But overall, the patterns match the study:
- The overall 10 year returns for the fossil fuel industry were positive, while over the five year period the returns were negative.
- The renewable energy industry returns were positive during both time timeframes and quite close over the five year period.
Given that we could not easily exactly replicate the study, the results of our gut check our promising. While our numbers differed, we found the same general trends as the study. Renewable energy far outperformed fossil fuels.
So before the Covid-19 crash, and certainly afterwards, renewable energy stocks in the US and also in the UK, France, and Germany did far better than fossil fuel stocks.
The difference in Europe was more stark than here in the US. But in the US, both the study and our gut check using roughly analog ETFs showed the same results: renewable energy companies did better.
We should point out that 2020, as of 10/01/2020, has been a great year for renewable stocks in the US and a dismal one for fossil fuels. From 01/01/2020 – 10/01/2020 here’s how the two funds in our gutcheck have performed. Remember, this includes dividends:
- VDE (energy): -49.45%
- QCLN (renewables): 82.60%
Will they continue this way? Who knows. Nobody can predict the future. But if your assumption about the world is that renewable energy will grow, then you may want to align your investment strategy accordingly.
Remember, your investments matter. This is especially true for long term investors.

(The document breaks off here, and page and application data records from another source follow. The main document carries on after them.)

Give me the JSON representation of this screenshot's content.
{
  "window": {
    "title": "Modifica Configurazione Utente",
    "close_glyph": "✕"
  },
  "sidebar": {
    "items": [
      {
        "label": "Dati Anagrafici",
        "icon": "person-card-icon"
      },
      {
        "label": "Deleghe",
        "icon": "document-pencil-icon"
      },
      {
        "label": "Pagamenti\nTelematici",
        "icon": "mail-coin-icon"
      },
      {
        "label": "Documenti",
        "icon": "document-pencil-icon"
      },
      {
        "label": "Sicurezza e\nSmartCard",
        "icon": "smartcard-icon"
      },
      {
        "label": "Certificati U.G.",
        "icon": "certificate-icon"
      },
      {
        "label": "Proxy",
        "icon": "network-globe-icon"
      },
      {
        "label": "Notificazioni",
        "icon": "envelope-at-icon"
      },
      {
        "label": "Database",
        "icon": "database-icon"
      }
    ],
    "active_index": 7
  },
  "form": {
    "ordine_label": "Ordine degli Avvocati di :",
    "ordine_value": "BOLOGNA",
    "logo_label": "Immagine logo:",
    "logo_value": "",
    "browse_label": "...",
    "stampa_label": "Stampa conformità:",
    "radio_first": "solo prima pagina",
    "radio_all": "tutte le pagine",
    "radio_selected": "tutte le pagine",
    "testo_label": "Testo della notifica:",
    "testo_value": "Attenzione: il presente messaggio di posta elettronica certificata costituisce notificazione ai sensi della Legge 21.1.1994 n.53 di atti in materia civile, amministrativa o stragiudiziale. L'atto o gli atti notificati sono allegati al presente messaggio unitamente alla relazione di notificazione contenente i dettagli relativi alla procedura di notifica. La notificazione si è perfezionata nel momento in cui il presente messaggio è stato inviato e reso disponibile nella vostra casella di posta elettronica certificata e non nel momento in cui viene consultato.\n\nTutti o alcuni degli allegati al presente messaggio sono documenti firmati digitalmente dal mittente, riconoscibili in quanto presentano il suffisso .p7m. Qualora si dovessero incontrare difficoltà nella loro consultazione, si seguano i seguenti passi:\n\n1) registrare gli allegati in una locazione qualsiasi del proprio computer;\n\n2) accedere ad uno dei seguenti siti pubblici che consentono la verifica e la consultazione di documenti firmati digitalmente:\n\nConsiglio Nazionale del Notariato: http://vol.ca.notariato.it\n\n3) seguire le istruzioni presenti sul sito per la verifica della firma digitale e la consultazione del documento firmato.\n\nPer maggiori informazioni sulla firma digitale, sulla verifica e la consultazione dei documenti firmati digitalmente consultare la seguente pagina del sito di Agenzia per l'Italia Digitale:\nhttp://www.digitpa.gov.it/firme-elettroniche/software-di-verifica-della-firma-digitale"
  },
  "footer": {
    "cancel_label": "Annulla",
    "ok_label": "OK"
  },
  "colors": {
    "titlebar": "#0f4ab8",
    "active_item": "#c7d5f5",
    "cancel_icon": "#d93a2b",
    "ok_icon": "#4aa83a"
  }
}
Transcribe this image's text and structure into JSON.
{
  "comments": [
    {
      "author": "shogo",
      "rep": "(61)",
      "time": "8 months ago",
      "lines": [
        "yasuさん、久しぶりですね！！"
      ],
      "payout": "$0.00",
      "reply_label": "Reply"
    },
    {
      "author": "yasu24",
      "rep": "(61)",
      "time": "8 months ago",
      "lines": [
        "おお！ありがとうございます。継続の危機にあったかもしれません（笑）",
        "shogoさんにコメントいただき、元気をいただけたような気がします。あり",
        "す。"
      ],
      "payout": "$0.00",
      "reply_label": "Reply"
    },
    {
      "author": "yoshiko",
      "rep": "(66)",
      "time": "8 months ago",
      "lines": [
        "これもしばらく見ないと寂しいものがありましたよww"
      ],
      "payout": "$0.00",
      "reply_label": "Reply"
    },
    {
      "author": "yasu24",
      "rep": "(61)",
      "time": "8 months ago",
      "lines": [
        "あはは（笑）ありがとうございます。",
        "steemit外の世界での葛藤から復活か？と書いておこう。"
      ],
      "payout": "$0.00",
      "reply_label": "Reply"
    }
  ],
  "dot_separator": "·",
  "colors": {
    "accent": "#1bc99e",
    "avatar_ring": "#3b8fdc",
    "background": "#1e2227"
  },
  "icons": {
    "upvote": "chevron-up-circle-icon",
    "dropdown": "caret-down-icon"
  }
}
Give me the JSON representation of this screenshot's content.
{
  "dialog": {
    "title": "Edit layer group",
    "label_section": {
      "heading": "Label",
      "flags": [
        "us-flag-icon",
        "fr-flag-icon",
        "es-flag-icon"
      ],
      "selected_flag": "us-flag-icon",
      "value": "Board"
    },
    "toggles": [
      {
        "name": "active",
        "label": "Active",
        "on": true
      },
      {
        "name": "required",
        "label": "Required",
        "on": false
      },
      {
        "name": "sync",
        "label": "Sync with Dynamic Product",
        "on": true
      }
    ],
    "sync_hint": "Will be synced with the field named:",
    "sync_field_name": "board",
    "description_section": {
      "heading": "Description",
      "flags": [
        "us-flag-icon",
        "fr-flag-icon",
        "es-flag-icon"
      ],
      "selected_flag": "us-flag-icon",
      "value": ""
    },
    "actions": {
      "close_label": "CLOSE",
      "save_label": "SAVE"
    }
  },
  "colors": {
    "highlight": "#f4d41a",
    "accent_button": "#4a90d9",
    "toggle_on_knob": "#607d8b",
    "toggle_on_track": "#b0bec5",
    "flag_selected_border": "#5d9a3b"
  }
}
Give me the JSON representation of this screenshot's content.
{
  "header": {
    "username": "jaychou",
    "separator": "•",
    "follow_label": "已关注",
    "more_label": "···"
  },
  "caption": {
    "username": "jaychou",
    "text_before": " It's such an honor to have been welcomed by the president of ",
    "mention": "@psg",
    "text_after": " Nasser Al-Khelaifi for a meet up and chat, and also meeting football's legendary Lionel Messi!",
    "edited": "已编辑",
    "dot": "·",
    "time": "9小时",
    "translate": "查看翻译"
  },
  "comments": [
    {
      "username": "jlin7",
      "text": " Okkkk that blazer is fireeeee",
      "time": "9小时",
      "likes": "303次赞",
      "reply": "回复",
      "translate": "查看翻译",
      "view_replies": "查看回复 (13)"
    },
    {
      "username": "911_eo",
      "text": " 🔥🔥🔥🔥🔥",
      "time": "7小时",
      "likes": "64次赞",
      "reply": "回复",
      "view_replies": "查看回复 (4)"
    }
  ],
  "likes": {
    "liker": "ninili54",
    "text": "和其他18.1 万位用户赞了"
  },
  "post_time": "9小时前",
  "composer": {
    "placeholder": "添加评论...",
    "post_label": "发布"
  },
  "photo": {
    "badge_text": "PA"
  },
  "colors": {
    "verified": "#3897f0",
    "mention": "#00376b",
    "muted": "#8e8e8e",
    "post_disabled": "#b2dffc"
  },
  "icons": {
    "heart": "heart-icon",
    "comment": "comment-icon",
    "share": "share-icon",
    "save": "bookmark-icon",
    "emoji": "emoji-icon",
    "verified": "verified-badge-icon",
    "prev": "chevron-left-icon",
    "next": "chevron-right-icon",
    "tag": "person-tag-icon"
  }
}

About Carbon Collective
We built Carbon Collective after we couldn’t find anywhere to invest our retirement savings that made both ethical and financial sense in the age of climate change.
So we built the world’s first climate-friendly, diversified, low-fee investment portfolios and teamed up with a world-class online brokerage platform to automatically manage them.
Imagine an index fund for a world without fossil fuels. That’s how we build our portfolios. We replace the high-carbon parts of the stock market (fossil fuels, dirty utilities, airlines, etc.) with the companies building solutions to climate change (renewable energy, circular economy, energy efficiency, etc.).
Check out their historical performance, carbon footprint, and fees compared to some common standard and ethical portfolios.